I try to look back and think about the past ten years of my life. In 2008, I graduated from university, sure that I’d conquer the world. I had dreams, some mighty and some small, and a direction in which I assumed I would travel.
Silly me, naive even with a college degree.
All kidding aside, I couldn’t even begin to imagine, back in 2008, where my life would, in reality, take me. I did not imagine falling in love, marrying, procreating, entrepreneur-ing and traveling to be so very much a part of my life.
To be honest, I don’t think I ever imagined what my life could really be like. Now I can’t imagine it being any different.
Valley roots with a traveler’s soul.
I have lived in the Rio Grande Valley of South Texas for most of my life. Now, don’t let the inclusion of the word “valley” fool you; there are no mountains in sight. The RGV is, more accurately, a flood plain valley. Semantics aside, it is flat and dry. Oh, and it is randomly windy.

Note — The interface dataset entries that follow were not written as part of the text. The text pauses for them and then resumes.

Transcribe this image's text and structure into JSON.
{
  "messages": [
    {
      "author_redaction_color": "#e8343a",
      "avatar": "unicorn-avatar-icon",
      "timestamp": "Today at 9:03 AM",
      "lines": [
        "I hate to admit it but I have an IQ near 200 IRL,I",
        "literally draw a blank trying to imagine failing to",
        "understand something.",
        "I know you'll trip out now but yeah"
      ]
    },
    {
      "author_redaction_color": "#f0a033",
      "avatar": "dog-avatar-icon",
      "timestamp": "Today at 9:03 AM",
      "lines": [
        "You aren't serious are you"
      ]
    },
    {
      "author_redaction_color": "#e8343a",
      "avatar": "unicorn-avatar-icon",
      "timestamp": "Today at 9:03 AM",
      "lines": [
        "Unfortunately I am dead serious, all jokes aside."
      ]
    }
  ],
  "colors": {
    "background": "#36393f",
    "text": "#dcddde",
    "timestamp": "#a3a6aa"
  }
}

Nonetheless, it has been home for me for more than 25 years, and if we ever move away from the area, I will truly miss it. But, in the short five years I have been married, my husband has managed to show me some amazing wonders that this earth has to share. Of all the beautiful places, small and large, that we have since seen in the past few years, the mountains are simply always breathtaking. The grandeur of these giants really just takes my breath away, every single time.
Have baby, will roam.
When Joshua, my husband, and I took our very first road trip as a family, our little one was only nine months old. She was our first baby and the three of us embarked on exploring a big chunk of this country. Our family thought we were crazy for going on the road for just about two weeks in a Honda hybrid with a nine-month-old breastfed baby. How difficult could it be? We packed our stroller and our baby carrier, no biggie!
Truthfully, it was no biggie. Yes, there were a few stops along the way, but it was during those stops that we made some very special memories. It was during those stops that we saw and met new places. Tiny, Amish town Iowa— yes, we’ve seen it! Walked towards the bottom of a volcano? Checked that off the list this year! I think the single best thing we did in traveling a long way with a tiny little baby was the fact that we approached the trip like we do our every day life: We just did it.
Our child (now children) did (do) not keep us from doing things we loved or things we have always wanted to do. We did them. We do them. Will will always. Safety always in mind, we love exploring this world with our children.
Water, wipes, and baby-wearing
With a little extra thinking, we just live our life at home and on the road like we always do. I breastfeed my baby so I know I always have his food. My children are always drinking water, so I always have their cups filled and easily accessible. Two babies are still in diapers so I carry extras and wipes. I always have a nursing cover that can serve as a million things, and I always have my baby carrier in the diaper bag. Our trips have become longer, farther, and a little more exciting each time. Each time, we do it as we always do, we just parent and act as a family. Sometimes it is at home, sometimes it is in a completely new environment.
The best tip I can provide is to go out and explore! Enjoy being a family together wherever your mind and the “road” take you. When it begins to become overwhelming, take a deep breath and just remember the moment. Make the best of any situation. The stresses of being a momma don’t change much in the environment, our approach to it does. So, relax. No matter what, your child is going to need you always. My three-year-old had to potty in the middle of a traffic jam up in the mountains, what do you think we did? We laughed!
I hope to share with you, in the future, more in-depth tips from our experiences traveling. For now, I challenge you to go out and explore. Start small, dream big, and make memories.
If you are local to the Rio Grande Valley area, here are some of our favorite local places to explore:
Llano Estero Grande State Park in Weslaco, Texas (http://tpwd.texas.gov/state-parks/estero-llano-grande)
Santa Ana Wildlife Refuge in Alamo, Texas (https://www.fws.gov/refuge/santa_ana/)
La Sal del Rey in Linn, Texas (https://www.fws.gov/refuge/Lower_Rio_Grande_Valley/visit/la_sal_del_rey.html)
A little more adventurous?
Guadalupe River State Park in Spring Branch, Texas (http://tpwd.texas.gov/state-parks/guadalupe-river)
Lost Maples State Park in Vanderpool, Texas (http://tpwd.texas.gov/state-parks/lost-maples)
Big Bend National Park in Texas (https://www.nps.gov/bibe/index.htm)
Great Smoky Mountains National Park in Tennessee (https://www.nps.gov/grsm/index.htm)
Glacier National Park in Montana (https://www.nps.gov/glac/index.htm)
Grand Teton National Park in Wyoming (https://www.nps.gov/grte/index.htm)
Enjoy the journey!